#### EXERCISE PROMPT:
Could you filter the data below down to the lines that hold the word "Đình"?

#### MATERIAL SUPPLIED:
════════

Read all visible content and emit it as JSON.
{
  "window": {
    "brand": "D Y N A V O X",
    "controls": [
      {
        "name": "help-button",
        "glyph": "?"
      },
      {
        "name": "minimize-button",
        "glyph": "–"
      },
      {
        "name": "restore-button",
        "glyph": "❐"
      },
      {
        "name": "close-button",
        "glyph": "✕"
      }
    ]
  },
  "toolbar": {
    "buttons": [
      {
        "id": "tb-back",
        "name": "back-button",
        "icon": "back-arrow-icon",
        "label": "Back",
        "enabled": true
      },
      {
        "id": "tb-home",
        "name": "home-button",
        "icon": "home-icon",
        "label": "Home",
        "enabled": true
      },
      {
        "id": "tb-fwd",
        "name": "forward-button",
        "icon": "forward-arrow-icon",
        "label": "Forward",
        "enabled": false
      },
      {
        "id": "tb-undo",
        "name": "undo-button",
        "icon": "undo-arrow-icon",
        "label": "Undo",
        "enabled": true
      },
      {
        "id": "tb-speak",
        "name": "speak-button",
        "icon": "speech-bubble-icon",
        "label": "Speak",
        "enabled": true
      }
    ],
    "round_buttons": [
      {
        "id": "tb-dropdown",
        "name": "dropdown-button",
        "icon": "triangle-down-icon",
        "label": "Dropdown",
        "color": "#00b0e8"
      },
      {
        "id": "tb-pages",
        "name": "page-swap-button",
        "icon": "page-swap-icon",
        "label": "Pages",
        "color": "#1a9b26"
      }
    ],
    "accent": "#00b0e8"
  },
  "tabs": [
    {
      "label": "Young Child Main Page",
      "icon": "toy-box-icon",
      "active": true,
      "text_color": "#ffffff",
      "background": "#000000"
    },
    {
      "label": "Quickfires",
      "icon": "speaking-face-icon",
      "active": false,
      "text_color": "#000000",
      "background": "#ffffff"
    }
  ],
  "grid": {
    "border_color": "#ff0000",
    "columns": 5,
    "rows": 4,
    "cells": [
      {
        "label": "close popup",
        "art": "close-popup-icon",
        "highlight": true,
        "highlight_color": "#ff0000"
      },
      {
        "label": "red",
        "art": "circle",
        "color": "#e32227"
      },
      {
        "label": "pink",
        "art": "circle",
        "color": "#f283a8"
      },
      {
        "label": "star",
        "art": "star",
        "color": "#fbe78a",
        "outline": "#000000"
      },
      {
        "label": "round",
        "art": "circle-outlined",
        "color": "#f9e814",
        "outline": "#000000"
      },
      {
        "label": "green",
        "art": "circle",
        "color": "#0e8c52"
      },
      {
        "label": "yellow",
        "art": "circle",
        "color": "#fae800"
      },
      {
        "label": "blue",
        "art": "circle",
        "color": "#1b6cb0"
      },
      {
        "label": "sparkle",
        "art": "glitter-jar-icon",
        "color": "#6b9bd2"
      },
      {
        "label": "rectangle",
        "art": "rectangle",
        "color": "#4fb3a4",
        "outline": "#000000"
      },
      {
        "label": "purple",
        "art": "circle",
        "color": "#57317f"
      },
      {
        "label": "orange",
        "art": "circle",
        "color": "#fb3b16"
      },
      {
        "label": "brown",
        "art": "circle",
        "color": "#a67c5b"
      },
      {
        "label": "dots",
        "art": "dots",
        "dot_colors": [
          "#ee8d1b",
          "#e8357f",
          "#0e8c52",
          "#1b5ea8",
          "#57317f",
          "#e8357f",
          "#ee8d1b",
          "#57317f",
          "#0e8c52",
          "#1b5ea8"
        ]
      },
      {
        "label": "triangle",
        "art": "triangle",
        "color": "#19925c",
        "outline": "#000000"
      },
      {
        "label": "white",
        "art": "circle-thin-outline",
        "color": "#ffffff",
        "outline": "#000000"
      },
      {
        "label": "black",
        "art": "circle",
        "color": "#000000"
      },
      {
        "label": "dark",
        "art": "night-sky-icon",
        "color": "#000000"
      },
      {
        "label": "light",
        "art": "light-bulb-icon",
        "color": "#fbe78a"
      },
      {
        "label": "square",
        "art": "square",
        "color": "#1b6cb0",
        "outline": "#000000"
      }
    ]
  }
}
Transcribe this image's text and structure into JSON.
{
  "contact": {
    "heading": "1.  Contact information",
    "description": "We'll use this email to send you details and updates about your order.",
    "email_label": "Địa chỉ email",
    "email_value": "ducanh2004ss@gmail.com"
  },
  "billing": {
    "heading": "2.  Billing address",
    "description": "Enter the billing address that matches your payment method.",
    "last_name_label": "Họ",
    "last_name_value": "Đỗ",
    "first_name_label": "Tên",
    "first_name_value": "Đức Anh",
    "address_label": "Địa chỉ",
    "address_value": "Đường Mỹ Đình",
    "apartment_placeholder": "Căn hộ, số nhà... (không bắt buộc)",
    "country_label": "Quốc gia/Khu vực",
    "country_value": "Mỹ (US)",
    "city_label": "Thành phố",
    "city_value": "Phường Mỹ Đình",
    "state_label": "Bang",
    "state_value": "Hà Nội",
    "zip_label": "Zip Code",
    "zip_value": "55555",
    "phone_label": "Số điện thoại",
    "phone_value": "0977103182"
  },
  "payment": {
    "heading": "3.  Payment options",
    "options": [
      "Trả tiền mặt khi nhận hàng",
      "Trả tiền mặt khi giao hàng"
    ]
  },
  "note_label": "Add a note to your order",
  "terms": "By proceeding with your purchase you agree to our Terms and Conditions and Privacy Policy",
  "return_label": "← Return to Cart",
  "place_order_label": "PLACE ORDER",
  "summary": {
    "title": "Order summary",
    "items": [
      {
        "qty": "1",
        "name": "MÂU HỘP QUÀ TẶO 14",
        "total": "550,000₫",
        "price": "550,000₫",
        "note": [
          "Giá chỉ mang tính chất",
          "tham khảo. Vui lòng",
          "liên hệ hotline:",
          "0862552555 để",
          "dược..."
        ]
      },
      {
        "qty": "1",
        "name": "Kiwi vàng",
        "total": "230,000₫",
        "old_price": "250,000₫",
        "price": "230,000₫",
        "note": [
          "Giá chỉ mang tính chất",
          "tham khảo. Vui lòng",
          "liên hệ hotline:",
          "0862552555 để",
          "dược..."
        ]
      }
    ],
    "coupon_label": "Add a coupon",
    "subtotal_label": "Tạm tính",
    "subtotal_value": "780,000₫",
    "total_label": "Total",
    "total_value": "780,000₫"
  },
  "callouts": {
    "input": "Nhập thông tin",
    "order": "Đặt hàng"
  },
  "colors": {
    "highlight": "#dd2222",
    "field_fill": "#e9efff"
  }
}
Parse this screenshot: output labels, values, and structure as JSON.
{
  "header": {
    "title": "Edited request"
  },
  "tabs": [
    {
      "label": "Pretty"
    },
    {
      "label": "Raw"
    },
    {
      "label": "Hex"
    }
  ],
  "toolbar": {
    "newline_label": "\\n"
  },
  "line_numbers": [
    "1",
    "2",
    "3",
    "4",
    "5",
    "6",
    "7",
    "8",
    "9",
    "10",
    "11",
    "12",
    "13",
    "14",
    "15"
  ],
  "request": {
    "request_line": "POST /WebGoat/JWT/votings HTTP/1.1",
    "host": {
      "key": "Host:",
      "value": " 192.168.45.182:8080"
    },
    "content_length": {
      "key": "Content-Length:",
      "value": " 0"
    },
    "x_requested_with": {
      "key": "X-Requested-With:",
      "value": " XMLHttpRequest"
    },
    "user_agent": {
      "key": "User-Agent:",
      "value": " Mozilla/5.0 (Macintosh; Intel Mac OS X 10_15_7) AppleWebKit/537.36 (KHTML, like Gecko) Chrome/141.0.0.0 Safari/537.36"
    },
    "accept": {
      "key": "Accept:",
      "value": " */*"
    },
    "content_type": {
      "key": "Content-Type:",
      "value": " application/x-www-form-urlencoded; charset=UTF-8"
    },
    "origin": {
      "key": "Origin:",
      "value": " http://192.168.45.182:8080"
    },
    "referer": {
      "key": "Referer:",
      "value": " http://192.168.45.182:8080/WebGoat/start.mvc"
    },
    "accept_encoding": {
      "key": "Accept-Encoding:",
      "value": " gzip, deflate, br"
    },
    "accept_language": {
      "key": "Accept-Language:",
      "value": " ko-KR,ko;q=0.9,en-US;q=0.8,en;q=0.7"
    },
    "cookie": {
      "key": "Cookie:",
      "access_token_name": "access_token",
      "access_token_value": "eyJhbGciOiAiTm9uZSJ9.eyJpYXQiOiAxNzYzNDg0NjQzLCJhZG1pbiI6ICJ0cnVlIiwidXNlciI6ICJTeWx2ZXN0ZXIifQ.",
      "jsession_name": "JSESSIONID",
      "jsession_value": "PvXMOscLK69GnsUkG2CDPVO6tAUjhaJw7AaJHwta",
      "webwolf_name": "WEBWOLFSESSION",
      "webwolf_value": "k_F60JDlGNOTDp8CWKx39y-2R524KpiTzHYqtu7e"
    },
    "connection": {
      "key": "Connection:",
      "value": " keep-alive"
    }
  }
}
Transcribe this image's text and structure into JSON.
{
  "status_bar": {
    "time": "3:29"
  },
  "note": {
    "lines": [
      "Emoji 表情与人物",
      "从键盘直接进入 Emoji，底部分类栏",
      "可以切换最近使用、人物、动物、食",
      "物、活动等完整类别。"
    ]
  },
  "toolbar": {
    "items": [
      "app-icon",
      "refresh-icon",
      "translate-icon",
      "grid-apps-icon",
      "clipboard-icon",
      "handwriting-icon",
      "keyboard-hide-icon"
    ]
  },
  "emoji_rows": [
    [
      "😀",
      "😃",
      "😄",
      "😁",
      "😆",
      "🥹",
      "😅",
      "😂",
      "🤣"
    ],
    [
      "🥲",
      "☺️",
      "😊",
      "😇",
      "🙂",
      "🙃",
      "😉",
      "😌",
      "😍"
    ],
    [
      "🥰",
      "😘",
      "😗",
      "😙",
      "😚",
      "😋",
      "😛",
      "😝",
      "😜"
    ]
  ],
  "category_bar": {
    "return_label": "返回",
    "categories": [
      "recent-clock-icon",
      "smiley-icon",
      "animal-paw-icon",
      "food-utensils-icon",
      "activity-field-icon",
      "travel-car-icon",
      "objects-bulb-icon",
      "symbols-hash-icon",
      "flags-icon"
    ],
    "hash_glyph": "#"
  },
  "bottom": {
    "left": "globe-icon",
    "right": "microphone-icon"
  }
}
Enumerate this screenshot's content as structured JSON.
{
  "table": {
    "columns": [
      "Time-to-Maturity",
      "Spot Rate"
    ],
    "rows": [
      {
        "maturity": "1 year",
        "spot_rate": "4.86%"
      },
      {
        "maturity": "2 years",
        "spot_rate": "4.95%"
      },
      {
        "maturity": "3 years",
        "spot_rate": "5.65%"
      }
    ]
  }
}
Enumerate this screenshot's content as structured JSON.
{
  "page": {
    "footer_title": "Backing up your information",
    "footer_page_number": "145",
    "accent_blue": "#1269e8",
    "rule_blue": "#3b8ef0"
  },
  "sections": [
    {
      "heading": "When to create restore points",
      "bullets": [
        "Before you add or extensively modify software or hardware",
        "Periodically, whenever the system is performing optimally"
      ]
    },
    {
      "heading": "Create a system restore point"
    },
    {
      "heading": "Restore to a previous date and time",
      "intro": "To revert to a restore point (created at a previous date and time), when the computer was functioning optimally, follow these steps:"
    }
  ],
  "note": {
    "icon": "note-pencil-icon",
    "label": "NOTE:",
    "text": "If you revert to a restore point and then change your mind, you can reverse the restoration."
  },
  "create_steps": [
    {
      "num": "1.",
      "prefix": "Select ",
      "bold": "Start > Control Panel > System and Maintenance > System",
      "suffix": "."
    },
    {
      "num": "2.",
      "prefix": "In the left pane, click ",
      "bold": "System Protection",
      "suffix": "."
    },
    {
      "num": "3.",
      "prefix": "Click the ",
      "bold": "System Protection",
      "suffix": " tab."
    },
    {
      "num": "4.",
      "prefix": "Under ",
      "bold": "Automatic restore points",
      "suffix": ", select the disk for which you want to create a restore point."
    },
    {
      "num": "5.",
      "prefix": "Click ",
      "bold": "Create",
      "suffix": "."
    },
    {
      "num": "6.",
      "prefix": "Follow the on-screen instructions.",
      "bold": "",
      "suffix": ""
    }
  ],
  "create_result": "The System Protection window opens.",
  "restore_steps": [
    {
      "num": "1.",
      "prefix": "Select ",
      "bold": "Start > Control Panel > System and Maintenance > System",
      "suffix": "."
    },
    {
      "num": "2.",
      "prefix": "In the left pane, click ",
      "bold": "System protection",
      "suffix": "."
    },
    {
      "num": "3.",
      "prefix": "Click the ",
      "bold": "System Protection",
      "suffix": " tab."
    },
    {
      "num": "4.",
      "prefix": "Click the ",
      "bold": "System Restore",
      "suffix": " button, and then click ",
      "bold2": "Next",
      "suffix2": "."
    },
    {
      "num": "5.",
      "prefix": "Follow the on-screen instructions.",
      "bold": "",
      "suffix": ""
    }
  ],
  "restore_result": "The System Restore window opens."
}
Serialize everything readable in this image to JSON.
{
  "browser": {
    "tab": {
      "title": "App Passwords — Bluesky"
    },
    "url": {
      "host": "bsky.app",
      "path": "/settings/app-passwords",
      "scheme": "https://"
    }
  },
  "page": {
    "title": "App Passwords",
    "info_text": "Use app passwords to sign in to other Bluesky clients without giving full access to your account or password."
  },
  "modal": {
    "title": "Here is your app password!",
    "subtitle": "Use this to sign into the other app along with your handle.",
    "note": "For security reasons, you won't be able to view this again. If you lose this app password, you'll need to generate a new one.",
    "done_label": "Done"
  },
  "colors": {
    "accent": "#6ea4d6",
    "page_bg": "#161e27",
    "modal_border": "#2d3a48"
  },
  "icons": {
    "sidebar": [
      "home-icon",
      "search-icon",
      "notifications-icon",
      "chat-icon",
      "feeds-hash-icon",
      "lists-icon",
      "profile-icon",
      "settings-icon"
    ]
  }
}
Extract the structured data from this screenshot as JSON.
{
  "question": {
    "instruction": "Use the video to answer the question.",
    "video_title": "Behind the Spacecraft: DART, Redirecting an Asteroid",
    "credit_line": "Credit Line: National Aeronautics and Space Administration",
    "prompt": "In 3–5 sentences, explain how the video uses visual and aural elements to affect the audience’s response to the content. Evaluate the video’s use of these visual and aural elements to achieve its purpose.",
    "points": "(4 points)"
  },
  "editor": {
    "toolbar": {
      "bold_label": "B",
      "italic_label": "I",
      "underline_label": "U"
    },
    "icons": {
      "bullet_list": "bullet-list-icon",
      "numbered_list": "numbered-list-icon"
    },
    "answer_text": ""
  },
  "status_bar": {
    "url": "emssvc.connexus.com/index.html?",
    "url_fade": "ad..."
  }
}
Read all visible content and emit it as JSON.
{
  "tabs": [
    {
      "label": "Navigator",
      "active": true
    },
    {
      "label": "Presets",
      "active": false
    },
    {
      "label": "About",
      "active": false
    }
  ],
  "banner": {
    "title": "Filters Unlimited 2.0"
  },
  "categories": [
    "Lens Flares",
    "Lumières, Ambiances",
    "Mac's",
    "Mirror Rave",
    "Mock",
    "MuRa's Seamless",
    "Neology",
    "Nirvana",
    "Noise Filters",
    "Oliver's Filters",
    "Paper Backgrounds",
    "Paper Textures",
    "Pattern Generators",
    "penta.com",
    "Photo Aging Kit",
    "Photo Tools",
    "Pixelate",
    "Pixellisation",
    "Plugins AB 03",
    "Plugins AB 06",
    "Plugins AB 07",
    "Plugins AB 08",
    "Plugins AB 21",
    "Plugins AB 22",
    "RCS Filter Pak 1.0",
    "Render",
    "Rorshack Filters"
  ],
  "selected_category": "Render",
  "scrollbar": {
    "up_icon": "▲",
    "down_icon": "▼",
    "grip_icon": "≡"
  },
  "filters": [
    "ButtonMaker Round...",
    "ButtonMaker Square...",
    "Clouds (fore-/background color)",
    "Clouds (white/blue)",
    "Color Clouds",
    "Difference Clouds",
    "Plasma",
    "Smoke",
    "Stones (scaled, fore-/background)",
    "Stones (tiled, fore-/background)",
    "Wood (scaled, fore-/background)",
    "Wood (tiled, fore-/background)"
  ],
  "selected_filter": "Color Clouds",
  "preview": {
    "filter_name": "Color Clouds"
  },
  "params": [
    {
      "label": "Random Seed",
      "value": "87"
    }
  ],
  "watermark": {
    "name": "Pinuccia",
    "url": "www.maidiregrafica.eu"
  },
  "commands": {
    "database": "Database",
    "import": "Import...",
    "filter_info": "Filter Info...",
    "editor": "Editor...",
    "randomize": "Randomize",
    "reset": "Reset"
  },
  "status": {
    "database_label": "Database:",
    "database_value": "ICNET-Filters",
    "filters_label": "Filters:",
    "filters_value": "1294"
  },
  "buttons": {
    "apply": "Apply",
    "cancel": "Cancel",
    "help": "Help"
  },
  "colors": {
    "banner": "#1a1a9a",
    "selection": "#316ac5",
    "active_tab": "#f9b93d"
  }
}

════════

#### TASK SOLUTION:
    "address_value": "Đường Mỹ Đình",
    "city_value": "Phường Mỹ Đình",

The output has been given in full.